Where did this come from? The game is from Niantic, which began as a startup within Google and is now independent. The company developed another AR game called Ingress. In that, the screen shows “points of energy” springing up around the user's surroundings. These appear at notable, real, locations - again at places like museums or monuments. In Pokémon GO, Niantic took these ideas and married them with Pokémon. Says John Hanke, CEO and founder of Niantic Labs, "You think you know them but you don't…. or maybe you walked by this place and never looked twice at it — whether it's a piece of artwork or a landmark you don't know the story behind." Wow. Isn't this what museums try to tell people? To stop and take notice? To learn the stories behind the monument or the art? Will staring at animated creatures on phones make this happen in 2016?
It is definitely too early to tell what the fallout of this will be for museums and historic sites, but rest assured there will be positives and negatives. Smart organizations will undoubtedly see opportunity – even profit – from this sudden new trend in AR.
We at VAM want to hear from our member museums (we have so many questions we don’t even know where to begin):
1. Are you witnessing this game being played at your site?

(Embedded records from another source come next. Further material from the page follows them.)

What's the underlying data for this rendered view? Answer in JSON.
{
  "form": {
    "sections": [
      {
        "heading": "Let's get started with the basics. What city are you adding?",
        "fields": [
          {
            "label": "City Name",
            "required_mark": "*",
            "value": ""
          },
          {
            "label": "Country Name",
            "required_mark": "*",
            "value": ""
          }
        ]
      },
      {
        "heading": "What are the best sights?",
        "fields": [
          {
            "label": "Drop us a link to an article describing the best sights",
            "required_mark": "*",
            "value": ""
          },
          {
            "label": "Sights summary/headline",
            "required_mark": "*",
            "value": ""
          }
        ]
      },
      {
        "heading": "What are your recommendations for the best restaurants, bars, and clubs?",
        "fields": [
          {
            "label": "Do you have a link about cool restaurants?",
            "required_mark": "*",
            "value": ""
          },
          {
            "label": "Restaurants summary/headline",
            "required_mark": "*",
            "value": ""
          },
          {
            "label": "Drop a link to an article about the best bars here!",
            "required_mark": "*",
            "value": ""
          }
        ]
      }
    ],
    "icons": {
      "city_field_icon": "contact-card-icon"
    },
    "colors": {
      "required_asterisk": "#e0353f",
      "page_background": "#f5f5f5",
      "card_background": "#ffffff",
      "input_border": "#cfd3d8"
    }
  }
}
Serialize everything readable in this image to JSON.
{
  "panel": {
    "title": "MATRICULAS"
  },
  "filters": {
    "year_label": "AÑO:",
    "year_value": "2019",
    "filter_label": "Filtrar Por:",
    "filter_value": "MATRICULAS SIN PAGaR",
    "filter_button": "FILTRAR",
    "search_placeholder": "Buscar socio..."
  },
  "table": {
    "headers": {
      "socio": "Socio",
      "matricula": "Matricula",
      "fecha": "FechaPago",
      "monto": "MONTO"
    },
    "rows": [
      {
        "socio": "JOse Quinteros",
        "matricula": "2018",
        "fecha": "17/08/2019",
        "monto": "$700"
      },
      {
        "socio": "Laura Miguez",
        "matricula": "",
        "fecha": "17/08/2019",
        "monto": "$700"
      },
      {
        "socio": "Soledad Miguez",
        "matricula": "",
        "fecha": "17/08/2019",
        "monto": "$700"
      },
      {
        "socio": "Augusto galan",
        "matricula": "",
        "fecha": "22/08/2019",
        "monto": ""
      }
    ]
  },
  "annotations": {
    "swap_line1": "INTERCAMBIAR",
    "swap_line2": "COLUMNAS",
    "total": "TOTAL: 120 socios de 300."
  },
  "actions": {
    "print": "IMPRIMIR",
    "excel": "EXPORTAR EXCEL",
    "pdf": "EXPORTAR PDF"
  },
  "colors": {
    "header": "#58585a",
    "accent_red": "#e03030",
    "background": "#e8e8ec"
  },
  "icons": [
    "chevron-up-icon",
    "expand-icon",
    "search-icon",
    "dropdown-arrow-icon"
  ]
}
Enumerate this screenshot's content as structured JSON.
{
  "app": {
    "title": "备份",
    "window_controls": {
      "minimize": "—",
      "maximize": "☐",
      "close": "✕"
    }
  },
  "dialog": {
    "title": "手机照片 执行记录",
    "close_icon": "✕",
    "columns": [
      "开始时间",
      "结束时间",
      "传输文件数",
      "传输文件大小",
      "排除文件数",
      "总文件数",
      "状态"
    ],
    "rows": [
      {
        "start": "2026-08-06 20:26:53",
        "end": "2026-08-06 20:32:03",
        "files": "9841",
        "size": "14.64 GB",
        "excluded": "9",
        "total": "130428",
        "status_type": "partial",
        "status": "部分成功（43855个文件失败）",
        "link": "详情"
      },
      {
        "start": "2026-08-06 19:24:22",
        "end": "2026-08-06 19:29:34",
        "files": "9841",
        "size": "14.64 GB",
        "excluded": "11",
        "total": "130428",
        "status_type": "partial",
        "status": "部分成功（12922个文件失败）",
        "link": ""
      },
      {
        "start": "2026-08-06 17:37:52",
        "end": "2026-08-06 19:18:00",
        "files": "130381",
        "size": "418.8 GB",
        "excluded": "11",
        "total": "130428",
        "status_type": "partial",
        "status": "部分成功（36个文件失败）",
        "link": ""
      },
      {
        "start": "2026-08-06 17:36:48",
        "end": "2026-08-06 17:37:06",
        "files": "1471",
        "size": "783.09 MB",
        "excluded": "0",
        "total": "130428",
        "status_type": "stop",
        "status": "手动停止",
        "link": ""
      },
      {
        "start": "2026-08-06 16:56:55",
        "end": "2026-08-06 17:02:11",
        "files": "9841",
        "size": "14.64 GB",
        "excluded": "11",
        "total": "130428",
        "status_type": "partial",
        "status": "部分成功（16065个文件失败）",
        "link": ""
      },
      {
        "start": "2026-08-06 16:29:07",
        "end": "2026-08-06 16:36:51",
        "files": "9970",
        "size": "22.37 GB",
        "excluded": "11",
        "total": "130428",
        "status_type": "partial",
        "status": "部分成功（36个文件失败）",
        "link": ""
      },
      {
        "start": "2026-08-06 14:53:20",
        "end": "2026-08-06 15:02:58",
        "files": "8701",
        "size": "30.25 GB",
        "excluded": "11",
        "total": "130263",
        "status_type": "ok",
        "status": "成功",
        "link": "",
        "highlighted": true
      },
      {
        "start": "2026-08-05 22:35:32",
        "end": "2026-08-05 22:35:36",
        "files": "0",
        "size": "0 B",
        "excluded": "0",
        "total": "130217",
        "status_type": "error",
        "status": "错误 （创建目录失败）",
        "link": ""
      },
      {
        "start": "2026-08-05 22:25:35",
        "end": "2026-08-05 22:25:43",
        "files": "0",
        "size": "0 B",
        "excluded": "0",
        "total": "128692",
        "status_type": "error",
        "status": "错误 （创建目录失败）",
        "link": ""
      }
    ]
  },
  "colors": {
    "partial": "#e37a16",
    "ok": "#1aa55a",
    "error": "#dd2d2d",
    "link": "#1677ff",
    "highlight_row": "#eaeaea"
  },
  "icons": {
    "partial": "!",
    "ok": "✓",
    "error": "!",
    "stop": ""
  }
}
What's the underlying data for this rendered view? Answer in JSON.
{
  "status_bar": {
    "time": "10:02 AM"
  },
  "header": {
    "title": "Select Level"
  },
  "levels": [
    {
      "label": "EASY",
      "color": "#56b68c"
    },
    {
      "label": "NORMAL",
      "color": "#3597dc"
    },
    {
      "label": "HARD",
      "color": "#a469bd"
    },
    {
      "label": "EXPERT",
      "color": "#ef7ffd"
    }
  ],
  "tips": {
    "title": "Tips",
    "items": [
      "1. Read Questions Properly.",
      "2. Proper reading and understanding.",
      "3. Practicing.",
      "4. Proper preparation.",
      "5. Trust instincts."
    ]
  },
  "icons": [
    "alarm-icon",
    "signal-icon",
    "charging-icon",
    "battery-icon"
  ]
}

2. With the advent of Pokémon GO, are you seeing new trends or changes in visitation?
3. How can your site engage with players of this game?
4. What new opportunities do you see?
5. What challenges are presenting themselves as a result of this (because we’re sure there are some!)?
Share your thoughts in the comments section below, or via email to me at VAM. We can’t wait to hear from you!